#### [Work to complete]
Could you copy the records below exactly, leaving out any pictures?

** Extracted entries follows **

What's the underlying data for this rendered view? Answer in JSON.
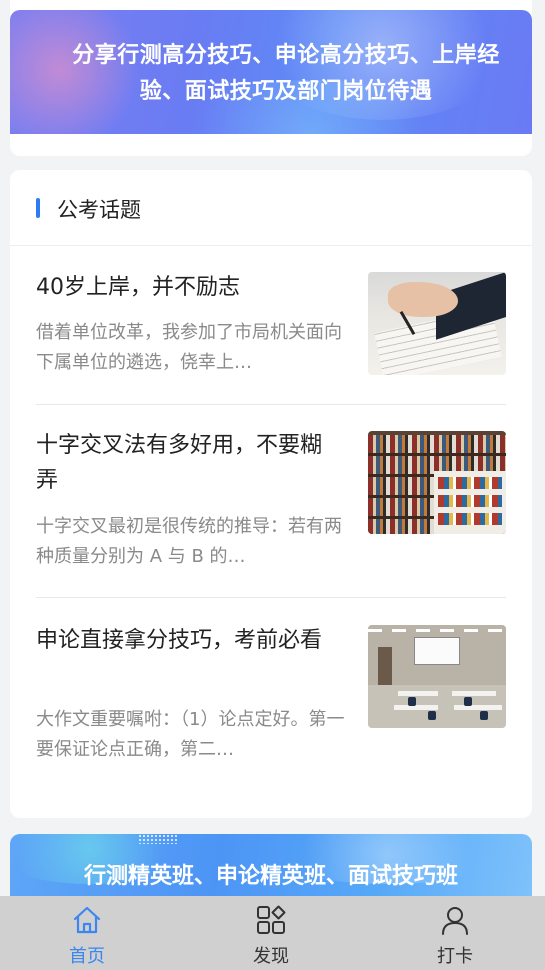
{
  "top_banner": {
    "text": "分享行测高分技巧、申论高分技巧、上岸经验、面试技巧及部门岗位待遇"
  },
  "topic_section": {
    "title": "公考话题",
    "articles": [
      {
        "title": "40岁上岸，并不励志",
        "summary": "借着单位改革，我参加了市局机关面向下属单位的遴选，侥幸上…",
        "thumbnail": "writing-hand-image"
      },
      {
        "title": "十字交叉法有多好用，不要糊弄",
        "summary": "十字交叉最初是很传统的推导：若有两种质量分别为 A 与 B 的…",
        "thumbnail": "bookshelf-image"
      },
      {
        "title": "申论直接拿分技巧，考前必看",
        "summary": "大作文重要嘱咐：（1）论点定好。第一要保证论点正确，第二…",
        "thumbnail": "classroom-image"
      }
    ]
  },
  "bottom_banner": {
    "text": "行测精英班、申论精英班、面试技巧班"
  },
  "tabbar": {
    "active_color": "#3b86f0",
    "tabs": [
      {
        "label": "首页",
        "icon": "home-icon",
        "active": true
      },
      {
        "label": "发现",
        "icon": "discover-icon",
        "active": false
      },
      {
        "label": "打卡",
        "icon": "user-icon",
        "active": false
      }
    ]
  }
}
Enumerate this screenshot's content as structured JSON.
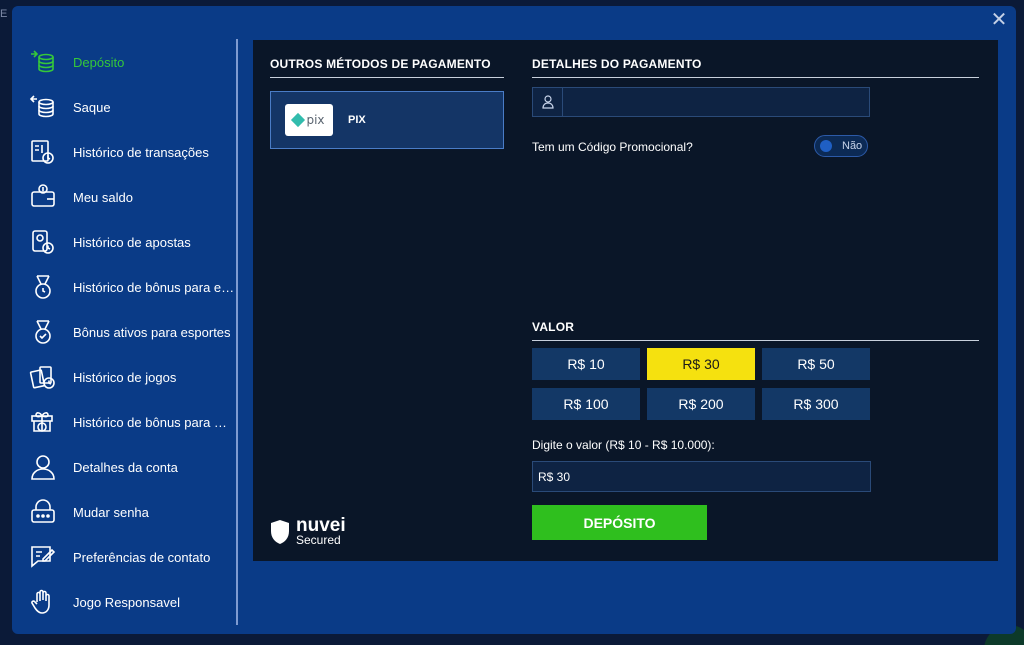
{
  "backdrop": {
    "corner_text": "E"
  },
  "modal": {
    "close_symbol": "✕"
  },
  "sidebar": {
    "items": [
      {
        "label": "Depósito",
        "icon": "coins-deposit-icon",
        "active": true
      },
      {
        "label": "Saque",
        "icon": "coins-withdraw-icon"
      },
      {
        "label": "Histórico de transações",
        "icon": "transaction-history-icon"
      },
      {
        "label": "Meu saldo",
        "icon": "wallet-icon"
      },
      {
        "label": "Histórico de apostas",
        "icon": "bet-history-icon"
      },
      {
        "label": "Histórico de bônus para es...",
        "icon": "sports-bonus-history-icon"
      },
      {
        "label": "Bônus ativos para esportes",
        "icon": "medal-check-icon"
      },
      {
        "label": "Histórico de jogos",
        "icon": "cards-history-icon"
      },
      {
        "label": "Histórico de bônus para Ca...",
        "icon": "gift-history-icon"
      },
      {
        "label": "Detalhes da conta",
        "icon": "user-icon"
      },
      {
        "label": "Mudar senha",
        "icon": "lock-icon"
      },
      {
        "label": "Preferências de contato",
        "icon": "chat-edit-icon"
      },
      {
        "label": "Jogo Responsavel",
        "icon": "hand-icon"
      }
    ]
  },
  "payment_methods": {
    "title": "OUTROS MÉTODOS DE PAGAMENTO",
    "methods": [
      {
        "logo_text": "pix",
        "label": "PIX",
        "icon": "pix-logo-icon"
      }
    ]
  },
  "payment_details": {
    "title": "DETALHES DO PAGAMENTO",
    "user_input": {
      "value": "",
      "placeholder": ""
    },
    "promo_question": "Tem um Código Promocional?",
    "promo_toggle": "Não"
  },
  "amount": {
    "title": "VALOR",
    "options": [
      "R$ 10",
      "R$ 30",
      "R$ 50",
      "R$ 100",
      "R$ 200",
      "R$ 300"
    ],
    "selected": "R$ 30",
    "range_label": "Digite o valor (R$ 10 - R$ 10.000):",
    "value": "R$ 30",
    "submit_label": "DEPÓSITO"
  },
  "security": {
    "brand": "nuvei",
    "sub": "Secured"
  },
  "colors": {
    "accent_green": "#35c83a",
    "selected_yellow": "#f5e10f",
    "deposit_green": "#2fbf1e",
    "modal_blue": "#0a3b87",
    "panel_dark": "#0a1628"
  }
}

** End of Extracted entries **

#### [Exercise solution]
What's the underlying data for this rendered view? Answer in JSON.
{
  "top_banner": {
    "text": "分享行测高分技巧、申论高分技巧、上岸经验、面试技巧及部门岗位待遇"
  },
  "topic_section": {
    "title": "公考话题",
    "articles": [
      {
        "title": "40岁上岸，并不励志",
        "summary": "借着单位改革，我参加了市局机关面向下属单位的遴选，侥幸上…",
        "thumbnail": "writing-hand-image"
      },
      {
        "title": "十字交叉法有多好用，不要糊弄",
        "summary": "十字交叉最初是很传统的推导：若有两种质量分别为 A 与 B 的…",
        "thumbnail": "bookshelf-image"
      },
      {
        "title": "申论直接拿分技巧，考前必看",
        "summary": "大作文重要嘱咐：（1）论点定好。第一要保证论点正确，第二…",
        "thumbnail": "classroom-image"
      }
    ]
  },
  "bottom_banner": {
    "text": "行测精英班、申论精英班、面试技巧班"
  },
  "tabbar": {
    "active_color": "#3b86f0",
    "tabs": [
      {
        "label": "首页",
        "icon": "home-icon",
        "active": true
      },
      {
        "label": "发现",
        "icon": "discover-icon",
        "active": false
      },
      {
        "label": "打卡",
        "icon": "user-icon",
        "active": false
      }
    ]
  }
}
Enumerate this screenshot's content as structured JSON.
{
  "backdrop": {
    "corner_text": "E"
  },
  "modal": {
    "close_symbol": "✕"
  },
  "sidebar": {
    "items": [
      {
        "label": "Depósito",
        "icon": "coins-deposit-icon",
        "active": true
      },
      {
        "label": "Saque",
        "icon": "coins-withdraw-icon"
      },
      {
        "label": "Histórico de transações",
        "icon": "transaction-history-icon"
      },
      {
        "label": "Meu saldo",
        "icon": "wallet-icon"
      },
      {
        "label": "Histórico de apostas",
        "icon": "bet-history-icon"
      },
      {
        "label": "Histórico de bônus para es...",
        "icon": "sports-bonus-history-icon"
      },
      {
        "label": "Bônus ativos para esportes",
        "icon": "medal-check-icon"
      },
      {
        "label": "Histórico de jogos",
        "icon": "cards-history-icon"
      },
      {
        "label": "Histórico de bônus para Ca...",
        "icon": "gift-history-icon"
      },
      {
        "label": "Detalhes da conta",
        "icon": "user-icon"
      },
      {
        "label": "Mudar senha",
        "icon": "lock-icon"
      },
      {
        "label": "Preferências de contato",
        "icon": "chat-edit-icon"
      },
      {
        "label": "Jogo Responsavel",
        "icon": "hand-icon"
      }
    ]
  },
  "payment_methods": {
    "title": "OUTROS MÉTODOS DE PAGAMENTO",
    "methods": [
      {
        "logo_text": "pix",
        "label": "PIX",
        "icon": "pix-logo-icon"
      }
    ]
  },
  "payment_details": {
    "title": "DETALHES DO PAGAMENTO",
    "user_input": {
      "value": "",
      "placeholder": ""
    },
    "promo_question": "Tem um Código Promocional?",
    "promo_toggle": "Não"
  },
  "amount": {
    "title": "VALOR",
    "options": [
      "R$ 10",
      "R$ 30",
      "R$ 50",
      "R$ 100",
      "R$ 200",
      "R$ 300"
    ],
    "selected": "R$ 30",
    "range_label": "Digite o valor (R$ 10 - R$ 10.000):",
    "value": "R$ 30",
    "submit_label": "DEPÓSITO"
  },
  "security": {
    "brand": "nuvei",
    "sub": "Secured"
  },
  "colors": {
    "accent_green": "#35c83a",
    "selected_yellow": "#f5e10f",
    "deposit_green": "#2fbf1e",
    "modal_blue": "#0a3b87",
    "panel_dark": "#0a1628"
  }
}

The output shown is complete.